RP’s third element is based on the traditional principle that military intervention should be a “last resort”. Its call for “exhaustion of diplomatic and political means of solution” is consistent with Beijing’s broader policy preference for diplomacy and dialogue over forcible measures. However, insisting on a strict, chronological sequencing of responses may deprive the international community of the flexibility needed to ensure timely and decisive action on humanitarian crisis. For this reason, some clarification or refinement of element three may be needed. The fourth element of RP draws on aspects of the just war principles of “right intention” (like element one) and “reasonable prospects”. In relation to the latter, it provides that “it is absolutely forbidden to create greater humanitarian disasters” when carrying out international action. This stipulation reflects Beijing’s position that external intervention often exacerbates humanitarian crises and can ultimately cause more harm than good.
Element five of RP provides that those who intervene “should be responsible for the post-intervention and post-protection reconstruction of the state concerned”. Although the notion of a responsibility to rebuild appeared in the original 2001 ICISS report it was not included in the text of the World Summit Outcome document in 2005 and therefore does not form a component of the current concept of R2P. It is unclear whether China’s RP concept is explicitly seeking to resurrect this dimension or whether this element is simply intended to emphasise Beijing’s broader perspective on peacebuilding and development in post-conflict societies. Finally, element six calls for greater supervision and accountability of those carrying out UN authorised civilian protection action. This is a similar demand to that made in Brazil’s RwP proposal, though little detail is given as to what form any such monitoring mechanism would take.
Overall, the Chinese notion of RP is an attempt to reinterpret and tighten the content of R2P’s third pillar so that it aligns more closely with Beijing’s own normative preferences and foreign policy objectives. Compared to RwP and the ICISS report, RP outlines a narrower set of circumstances in which military intervention for humanitarian purposes would be appropriate. Some aspects of the proposal would certainly benefit from clarification and refinement.
However, it is notable that despite strongly criticising the way R2P was implemented in Libya, China has chosen to engage with, and actively shape, the future development of the norm. This illustrates the extent to which China, as a permanent member of the Security Council, is enmeshed in the ongoing debate over R2P. In fact, RP is explicitly framed as an example of China “contributing its public goods to the international community”. In the future we can expect China and other non-Western powers to play increasingly influential roles in the development of international security and global governance norms.

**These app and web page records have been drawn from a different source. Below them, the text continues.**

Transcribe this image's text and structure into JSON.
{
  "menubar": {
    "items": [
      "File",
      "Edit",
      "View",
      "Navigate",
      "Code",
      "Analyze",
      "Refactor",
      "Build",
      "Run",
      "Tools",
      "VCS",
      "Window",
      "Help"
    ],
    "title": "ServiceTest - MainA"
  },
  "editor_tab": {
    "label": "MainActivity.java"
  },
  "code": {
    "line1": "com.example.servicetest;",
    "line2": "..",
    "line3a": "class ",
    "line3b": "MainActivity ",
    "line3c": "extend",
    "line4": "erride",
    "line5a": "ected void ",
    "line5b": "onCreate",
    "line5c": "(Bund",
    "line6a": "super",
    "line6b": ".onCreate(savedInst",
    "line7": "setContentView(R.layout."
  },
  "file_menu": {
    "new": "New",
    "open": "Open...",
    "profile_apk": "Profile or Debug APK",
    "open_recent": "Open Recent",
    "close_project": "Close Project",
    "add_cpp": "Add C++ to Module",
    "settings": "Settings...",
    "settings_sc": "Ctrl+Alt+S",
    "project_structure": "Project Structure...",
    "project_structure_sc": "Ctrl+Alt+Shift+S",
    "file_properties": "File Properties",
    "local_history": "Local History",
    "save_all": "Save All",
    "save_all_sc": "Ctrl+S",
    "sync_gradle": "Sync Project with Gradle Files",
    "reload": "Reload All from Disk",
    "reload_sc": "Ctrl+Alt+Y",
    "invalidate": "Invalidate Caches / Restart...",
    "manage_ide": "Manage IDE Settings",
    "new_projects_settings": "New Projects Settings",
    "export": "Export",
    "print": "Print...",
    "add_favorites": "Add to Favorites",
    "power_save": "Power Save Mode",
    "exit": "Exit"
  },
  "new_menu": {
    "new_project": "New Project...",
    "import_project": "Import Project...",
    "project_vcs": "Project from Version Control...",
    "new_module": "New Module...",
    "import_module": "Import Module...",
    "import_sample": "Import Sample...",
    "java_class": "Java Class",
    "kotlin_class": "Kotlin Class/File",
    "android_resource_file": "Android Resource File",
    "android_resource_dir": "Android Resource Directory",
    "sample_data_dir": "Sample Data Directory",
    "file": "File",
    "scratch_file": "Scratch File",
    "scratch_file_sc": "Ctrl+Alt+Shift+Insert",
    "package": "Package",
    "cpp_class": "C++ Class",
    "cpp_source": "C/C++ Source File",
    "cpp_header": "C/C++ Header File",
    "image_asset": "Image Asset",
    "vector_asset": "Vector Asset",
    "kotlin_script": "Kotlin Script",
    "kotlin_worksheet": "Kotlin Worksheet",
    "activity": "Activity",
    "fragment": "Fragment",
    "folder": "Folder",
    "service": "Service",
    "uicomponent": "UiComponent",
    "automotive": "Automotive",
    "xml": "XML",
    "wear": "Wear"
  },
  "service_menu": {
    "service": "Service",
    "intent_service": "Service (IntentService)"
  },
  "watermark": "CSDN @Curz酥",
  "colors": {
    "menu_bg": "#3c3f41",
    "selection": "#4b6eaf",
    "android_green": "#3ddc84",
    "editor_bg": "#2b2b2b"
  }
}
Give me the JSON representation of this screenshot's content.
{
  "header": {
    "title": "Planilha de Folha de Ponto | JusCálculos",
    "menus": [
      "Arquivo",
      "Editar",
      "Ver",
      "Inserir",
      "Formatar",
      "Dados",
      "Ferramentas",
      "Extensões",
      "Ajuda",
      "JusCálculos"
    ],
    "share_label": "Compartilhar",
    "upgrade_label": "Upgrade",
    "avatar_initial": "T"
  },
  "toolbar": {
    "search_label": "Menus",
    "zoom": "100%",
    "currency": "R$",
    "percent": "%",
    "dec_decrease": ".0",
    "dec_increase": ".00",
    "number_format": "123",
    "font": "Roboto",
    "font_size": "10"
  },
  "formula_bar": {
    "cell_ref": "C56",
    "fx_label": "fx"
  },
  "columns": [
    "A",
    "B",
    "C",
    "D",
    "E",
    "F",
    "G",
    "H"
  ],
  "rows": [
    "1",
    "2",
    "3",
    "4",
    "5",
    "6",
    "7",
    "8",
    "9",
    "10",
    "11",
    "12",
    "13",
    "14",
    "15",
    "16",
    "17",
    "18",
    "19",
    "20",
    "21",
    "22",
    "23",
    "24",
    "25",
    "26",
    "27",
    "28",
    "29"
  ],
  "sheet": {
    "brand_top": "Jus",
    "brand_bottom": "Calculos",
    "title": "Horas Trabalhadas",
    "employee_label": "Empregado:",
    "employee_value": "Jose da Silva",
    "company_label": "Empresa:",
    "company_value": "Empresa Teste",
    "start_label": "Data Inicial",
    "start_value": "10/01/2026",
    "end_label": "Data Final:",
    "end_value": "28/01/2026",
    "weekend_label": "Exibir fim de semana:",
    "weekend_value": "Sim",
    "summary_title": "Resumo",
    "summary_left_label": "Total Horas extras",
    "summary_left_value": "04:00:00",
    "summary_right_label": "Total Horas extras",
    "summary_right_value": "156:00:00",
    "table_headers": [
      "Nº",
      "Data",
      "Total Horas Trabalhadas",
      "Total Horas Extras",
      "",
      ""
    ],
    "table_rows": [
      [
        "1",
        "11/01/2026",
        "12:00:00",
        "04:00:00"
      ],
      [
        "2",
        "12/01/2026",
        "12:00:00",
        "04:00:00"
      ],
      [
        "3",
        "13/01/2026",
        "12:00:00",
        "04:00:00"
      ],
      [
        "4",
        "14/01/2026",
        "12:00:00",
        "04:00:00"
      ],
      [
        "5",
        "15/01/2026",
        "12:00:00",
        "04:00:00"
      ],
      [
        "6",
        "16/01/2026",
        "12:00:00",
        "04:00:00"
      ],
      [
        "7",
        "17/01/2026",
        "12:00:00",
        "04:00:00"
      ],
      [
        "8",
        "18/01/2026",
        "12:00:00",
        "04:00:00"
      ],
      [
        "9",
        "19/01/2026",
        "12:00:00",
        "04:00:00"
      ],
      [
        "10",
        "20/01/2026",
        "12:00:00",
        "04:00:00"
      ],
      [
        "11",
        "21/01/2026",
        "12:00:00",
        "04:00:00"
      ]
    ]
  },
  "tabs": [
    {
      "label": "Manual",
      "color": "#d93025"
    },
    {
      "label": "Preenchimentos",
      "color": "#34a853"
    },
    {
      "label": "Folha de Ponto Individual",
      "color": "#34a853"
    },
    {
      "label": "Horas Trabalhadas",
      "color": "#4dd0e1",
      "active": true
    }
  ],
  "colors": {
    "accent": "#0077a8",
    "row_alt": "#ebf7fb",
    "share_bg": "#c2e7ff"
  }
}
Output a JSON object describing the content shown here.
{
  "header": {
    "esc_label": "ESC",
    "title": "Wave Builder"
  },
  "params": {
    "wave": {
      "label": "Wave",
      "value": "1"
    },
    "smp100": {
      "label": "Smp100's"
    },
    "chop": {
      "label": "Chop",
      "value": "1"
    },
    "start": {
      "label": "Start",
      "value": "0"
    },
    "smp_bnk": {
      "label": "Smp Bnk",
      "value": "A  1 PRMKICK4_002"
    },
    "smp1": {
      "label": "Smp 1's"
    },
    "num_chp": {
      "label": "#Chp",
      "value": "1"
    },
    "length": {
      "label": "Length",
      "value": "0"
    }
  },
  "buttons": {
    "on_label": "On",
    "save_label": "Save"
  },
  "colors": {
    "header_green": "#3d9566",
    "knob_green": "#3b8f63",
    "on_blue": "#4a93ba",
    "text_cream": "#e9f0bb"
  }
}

Andrew Garwood-Gowers is a lecturer at the Faculty of Law at Queensland University of Technology (QUT) in Brisbane, Australia. He has written extensively on R2P and the law governing the use of military force, with publications in leading journals including Global Responsibility to Protect, the Asian Journal of International Law, Journal of Conflict and Security Law and the Melbourne Journal of International Law.